**Problem to solve**
Copy the entries out again in full.

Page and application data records
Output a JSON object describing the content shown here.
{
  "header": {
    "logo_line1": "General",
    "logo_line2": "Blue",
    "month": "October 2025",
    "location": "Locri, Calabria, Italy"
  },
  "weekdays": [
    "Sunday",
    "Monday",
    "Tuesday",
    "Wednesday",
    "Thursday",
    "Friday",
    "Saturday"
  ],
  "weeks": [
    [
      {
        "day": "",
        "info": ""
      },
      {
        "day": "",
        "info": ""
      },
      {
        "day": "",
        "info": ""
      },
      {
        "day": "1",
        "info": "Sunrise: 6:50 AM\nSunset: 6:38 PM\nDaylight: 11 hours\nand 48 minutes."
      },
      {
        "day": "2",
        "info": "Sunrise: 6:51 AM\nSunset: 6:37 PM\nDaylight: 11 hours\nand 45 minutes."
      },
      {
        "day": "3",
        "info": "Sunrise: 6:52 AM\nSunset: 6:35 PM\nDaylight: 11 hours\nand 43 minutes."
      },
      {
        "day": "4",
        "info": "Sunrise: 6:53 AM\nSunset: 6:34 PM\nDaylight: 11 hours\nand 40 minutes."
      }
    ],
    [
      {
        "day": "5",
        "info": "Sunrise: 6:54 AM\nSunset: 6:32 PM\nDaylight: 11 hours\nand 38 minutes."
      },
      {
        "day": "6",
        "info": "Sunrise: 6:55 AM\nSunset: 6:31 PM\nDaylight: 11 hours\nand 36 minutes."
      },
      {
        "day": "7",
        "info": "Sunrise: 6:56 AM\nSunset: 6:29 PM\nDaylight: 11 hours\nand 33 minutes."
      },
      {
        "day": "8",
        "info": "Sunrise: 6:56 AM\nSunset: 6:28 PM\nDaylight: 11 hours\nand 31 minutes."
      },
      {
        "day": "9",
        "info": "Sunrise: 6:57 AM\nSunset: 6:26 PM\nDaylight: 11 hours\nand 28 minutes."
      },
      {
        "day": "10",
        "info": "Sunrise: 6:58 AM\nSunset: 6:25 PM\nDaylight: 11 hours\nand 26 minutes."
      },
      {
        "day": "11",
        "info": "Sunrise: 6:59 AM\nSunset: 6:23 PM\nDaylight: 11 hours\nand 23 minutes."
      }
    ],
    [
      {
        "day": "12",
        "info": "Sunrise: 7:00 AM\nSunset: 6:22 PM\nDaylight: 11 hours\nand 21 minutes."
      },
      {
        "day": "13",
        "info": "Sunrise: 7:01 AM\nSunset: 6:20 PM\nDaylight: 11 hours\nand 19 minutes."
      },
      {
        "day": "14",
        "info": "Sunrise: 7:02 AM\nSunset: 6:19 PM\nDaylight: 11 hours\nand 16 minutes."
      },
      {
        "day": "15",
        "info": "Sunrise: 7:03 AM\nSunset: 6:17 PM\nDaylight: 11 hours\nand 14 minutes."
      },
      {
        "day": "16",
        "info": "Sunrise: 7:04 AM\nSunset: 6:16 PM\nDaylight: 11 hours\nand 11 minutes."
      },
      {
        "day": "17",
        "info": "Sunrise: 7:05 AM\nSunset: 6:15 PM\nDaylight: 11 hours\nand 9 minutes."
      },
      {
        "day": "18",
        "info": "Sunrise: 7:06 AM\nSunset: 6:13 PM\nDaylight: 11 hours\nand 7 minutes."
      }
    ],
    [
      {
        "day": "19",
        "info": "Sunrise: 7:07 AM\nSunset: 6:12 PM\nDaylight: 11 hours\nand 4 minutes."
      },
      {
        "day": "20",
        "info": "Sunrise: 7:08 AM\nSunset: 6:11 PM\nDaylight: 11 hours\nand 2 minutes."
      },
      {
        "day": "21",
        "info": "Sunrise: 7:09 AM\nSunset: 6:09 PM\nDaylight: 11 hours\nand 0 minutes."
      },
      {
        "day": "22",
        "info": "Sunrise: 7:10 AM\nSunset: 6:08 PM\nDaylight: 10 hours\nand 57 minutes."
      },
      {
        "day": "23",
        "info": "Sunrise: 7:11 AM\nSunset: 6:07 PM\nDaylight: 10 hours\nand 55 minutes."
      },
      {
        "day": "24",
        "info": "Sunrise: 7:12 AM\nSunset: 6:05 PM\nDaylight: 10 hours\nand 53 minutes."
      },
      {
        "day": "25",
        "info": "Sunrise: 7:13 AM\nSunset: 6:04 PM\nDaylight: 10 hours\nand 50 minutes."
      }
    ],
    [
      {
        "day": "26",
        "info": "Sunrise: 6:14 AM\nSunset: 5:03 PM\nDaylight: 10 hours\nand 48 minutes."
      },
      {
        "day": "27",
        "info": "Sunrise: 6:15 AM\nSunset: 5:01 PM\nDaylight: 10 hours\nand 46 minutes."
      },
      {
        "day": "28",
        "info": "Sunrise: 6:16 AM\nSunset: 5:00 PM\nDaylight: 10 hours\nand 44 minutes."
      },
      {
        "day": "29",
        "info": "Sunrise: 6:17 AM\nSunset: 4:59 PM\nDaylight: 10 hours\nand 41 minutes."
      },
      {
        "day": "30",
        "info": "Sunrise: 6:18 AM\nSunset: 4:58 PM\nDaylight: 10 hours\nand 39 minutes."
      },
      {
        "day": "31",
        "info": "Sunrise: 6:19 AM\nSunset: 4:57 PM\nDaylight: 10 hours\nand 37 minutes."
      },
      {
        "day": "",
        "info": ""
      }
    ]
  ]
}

**Written response**
Output a JSON object describing the content shown here.
{
  "header": {
    "logo_line1": "General",
    "logo_line2": "Blue",
    "month": "October 2025",
    "location": "Locri, Calabria, Italy"
  },
  "weekdays": [
    "Sunday",
    "Monday",
    "Tuesday",
    "Wednesday",
    "Thursday",
    "Friday",
    "Saturday"
  ],
  "weeks": [
    [
      {
        "day": "",
        "info": ""
      },
      {
        "day": "",
        "info": ""
      },
      {
        "day": "",
        "info": ""
      },
      {
        "day": "1",
        "info": "Sunrise: 6:50 AM\nSunset: 6:38 PM\nDaylight: 11 hours\nand 48 minutes."
      },
      {
        "day": "2",
        "info": "Sunrise: 6:51 AM\nSunset: 6:37 PM\nDaylight: 11 hours\nand 45 minutes."
      },
      {
        "day": "3",
        "info": "Sunrise: 6:52 AM\nSunset: 6:35 PM\nDaylight: 11 hours\nand 43 minutes."
      },
      {
        "day": "4",
        "info": "Sunrise: 6:53 AM\nSunset: 6:34 PM\nDaylight: 11 hours\nand 40 minutes."
      }
    ],
    [
      {
        "day": "5",
        "info": "Sunrise: 6:54 AM\nSunset: 6:32 PM\nDaylight: 11 hours\nand 38 minutes."
      },
      {
        "day": "6",
        "info": "Sunrise: 6:55 AM\nSunset: 6:31 PM\nDaylight: 11 hours\nand 36 minutes."
      },
      {
        "day": "7",
        "info": "Sunrise: 6:56 AM\nSunset: 6:29 PM\nDaylight: 11 hours\nand 33 minutes."
      },
      {
        "day": "8",
        "info": "Sunrise: 6:56 AM\nSunset: 6:28 PM\nDaylight: 11 hours\nand 31 minutes."
      },
      {
        "day": "9",
        "info": "Sunrise: 6:57 AM\nSunset: 6:26 PM\nDaylight: 11 hours\nand 28 minutes."
      },
      {
        "day": "10",
        "info": "Sunrise: 6:58 AM\nSunset: 6:25 PM\nDaylight: 11 hours\nand 26 minutes."
      },
      {
        "day": "11",
        "info": "Sunrise: 6:59 AM\nSunset: 6:23 PM\nDaylight: 11 hours\nand 23 minutes."
      }
    ],
    [
      {
        "day": "12",
        "info": "Sunrise: 7:00 AM\nSunset: 6:22 PM\nDaylight: 11 hours\nand 21 minutes."
      },
      {
        "day": "13",
        "info": "Sunrise: 7:01 AM\nSunset: 6:20 PM\nDaylight: 11 hours\nand 19 minutes."
      },
      {
        "day": "14",
        "info": "Sunrise: 7:02 AM\nSunset: 6:19 PM\nDaylight: 11 hours\nand 16 minutes."
      },
      {
        "day": "15",
        "info": "Sunrise: 7:03 AM\nSunset: 6:17 PM\nDaylight: 11 hours\nand 14 minutes."
      },
      {
        "day": "16",
        "info": "Sunrise: 7:04 AM\nSunset: 6:16 PM\nDaylight: 11 hours\nand 11 minutes."
      },
      {
        "day": "17",
        "info": "Sunrise: 7:05 AM\nSunset: 6:15 PM\nDaylight: 11 hours\nand 9 minutes."
      },
      {
        "day": "18",
        "info": "Sunrise: 7:06 AM\nSunset: 6:13 PM\nDaylight: 11 hours\nand 7 minutes."
      }
    ],
    [
      {
        "day": "19",
        "info": "Sunrise: 7:07 AM\nSunset: 6:12 PM\nDaylight: 11 hours\nand 4 minutes."
      },
      {
        "day": "20",
        "info": "Sunrise: 7:08 AM\nSunset: 6:11 PM\nDaylight: 11 hours\nand 2 minutes."
      },
      {
        "day": "21",
        "info": "Sunrise: 7:09 AM\nSunset: 6:09 PM\nDaylight: 11 hours\nand 0 minutes."
      },
      {
        "day": "22",
        "info": "Sunrise: 7:10 AM\nSunset: 6:08 PM\nDaylight: 10 hours\nand 57 minutes."
      },
      {
        "day": "23",
        "info": "Sunrise: 7:11 AM\nSunset: 6:07 PM\nDaylight: 10 hours\nand 55 minutes."
      },
      {
        "day": "24",
        "info": "Sunrise: 7:12 AM\nSunset: 6:05 PM\nDaylight: 10 hours\nand 53 minutes."
      },
      {
        "day": "25",
        "info": "Sunrise: 7:13 AM\nSunset: 6:04 PM\nDaylight: 10 hours\nand 50 minutes."
      }
    ],
    [
      {
        "day": "26",
        "info": "Sunrise: 6:14 AM\nSunset: 5:03 PM\nDaylight: 10 hours\nand 48 minutes."
      },
      {
        "day": "27",
        "info": "Sunrise: 6:15 AM\nSunset: 5:01 PM\nDaylight: 10 hours\nand 46 minutes."
      },
      {
        "day": "28",
        "info": "Sunrise: 6:16 AM\nSunset: 5:00 PM\nDaylight: 10 hours\nand 44 minutes."
      },
      {
        "day": "29",
        "info": "Sunrise: 6:17 AM\nSunset: 4:59 PM\nDaylight: 10 hours\nand 41 minutes."
      },
      {
        "day": "30",
        "info": "Sunrise: 6:18 AM\nSunset: 4:58 PM\nDaylight: 10 hours\nand 39 minutes."
      },
      {
        "day": "31",
        "info": "Sunrise: 6:19 AM\nSunset: 4:57 PM\nDaylight: 10 hours\nand 37 minutes."
      },
      {
        "day": "",
        "info": ""
      }
    ]
  ]
}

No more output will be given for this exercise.